Where the data below has the string "icon", return the whole line.

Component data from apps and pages
::::::::::
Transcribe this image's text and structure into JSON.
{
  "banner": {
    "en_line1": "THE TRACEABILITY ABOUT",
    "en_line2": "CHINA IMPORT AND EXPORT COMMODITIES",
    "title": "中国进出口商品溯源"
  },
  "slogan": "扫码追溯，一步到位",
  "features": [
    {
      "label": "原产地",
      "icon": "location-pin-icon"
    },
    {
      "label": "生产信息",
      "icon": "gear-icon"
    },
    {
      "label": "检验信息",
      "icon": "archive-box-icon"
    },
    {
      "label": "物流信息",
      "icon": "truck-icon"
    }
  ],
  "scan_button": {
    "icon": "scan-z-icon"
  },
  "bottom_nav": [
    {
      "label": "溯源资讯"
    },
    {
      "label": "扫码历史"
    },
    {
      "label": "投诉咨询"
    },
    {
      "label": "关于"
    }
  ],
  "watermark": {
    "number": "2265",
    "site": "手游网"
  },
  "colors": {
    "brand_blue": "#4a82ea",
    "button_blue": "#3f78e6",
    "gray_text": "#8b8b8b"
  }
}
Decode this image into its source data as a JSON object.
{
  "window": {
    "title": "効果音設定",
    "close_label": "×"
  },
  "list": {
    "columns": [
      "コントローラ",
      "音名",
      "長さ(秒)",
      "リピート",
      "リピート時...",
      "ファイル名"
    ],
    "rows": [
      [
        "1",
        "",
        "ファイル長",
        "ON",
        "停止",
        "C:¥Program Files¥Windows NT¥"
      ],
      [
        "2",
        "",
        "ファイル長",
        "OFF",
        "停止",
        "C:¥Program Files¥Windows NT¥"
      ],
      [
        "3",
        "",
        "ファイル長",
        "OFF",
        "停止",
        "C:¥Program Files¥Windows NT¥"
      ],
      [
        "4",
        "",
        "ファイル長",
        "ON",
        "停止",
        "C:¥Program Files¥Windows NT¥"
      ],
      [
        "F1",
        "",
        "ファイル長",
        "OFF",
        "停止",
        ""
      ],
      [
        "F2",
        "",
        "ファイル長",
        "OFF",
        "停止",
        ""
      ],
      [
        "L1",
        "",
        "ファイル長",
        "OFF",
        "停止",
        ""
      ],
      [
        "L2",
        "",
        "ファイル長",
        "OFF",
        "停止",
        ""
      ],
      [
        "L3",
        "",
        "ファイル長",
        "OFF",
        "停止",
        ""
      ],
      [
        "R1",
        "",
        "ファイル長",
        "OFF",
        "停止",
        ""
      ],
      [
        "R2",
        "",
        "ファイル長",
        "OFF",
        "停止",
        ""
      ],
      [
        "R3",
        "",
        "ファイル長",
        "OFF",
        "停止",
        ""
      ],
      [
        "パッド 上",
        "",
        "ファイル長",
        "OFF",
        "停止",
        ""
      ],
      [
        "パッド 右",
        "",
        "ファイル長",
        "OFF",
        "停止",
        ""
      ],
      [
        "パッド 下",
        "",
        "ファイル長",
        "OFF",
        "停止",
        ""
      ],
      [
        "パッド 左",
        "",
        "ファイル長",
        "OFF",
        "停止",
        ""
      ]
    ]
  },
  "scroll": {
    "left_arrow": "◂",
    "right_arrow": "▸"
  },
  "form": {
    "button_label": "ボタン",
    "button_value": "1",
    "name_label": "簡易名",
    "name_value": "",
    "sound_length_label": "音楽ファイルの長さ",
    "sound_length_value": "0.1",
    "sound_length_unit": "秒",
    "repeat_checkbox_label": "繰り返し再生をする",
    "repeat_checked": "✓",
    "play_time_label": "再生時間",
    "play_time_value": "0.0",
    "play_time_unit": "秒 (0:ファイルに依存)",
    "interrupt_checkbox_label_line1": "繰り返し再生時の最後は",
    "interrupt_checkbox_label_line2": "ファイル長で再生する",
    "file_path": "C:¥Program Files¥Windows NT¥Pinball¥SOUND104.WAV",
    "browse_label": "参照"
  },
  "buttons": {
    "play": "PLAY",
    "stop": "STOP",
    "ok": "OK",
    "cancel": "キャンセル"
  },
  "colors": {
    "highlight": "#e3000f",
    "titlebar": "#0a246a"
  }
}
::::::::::
## [ANSWER SECTION]
      "icon": "location-pin-icon"
      "icon": "gear-icon"
      "icon": "archive-box-icon"
      "icon": "truck-icon"
    "icon": "scan-z-icon"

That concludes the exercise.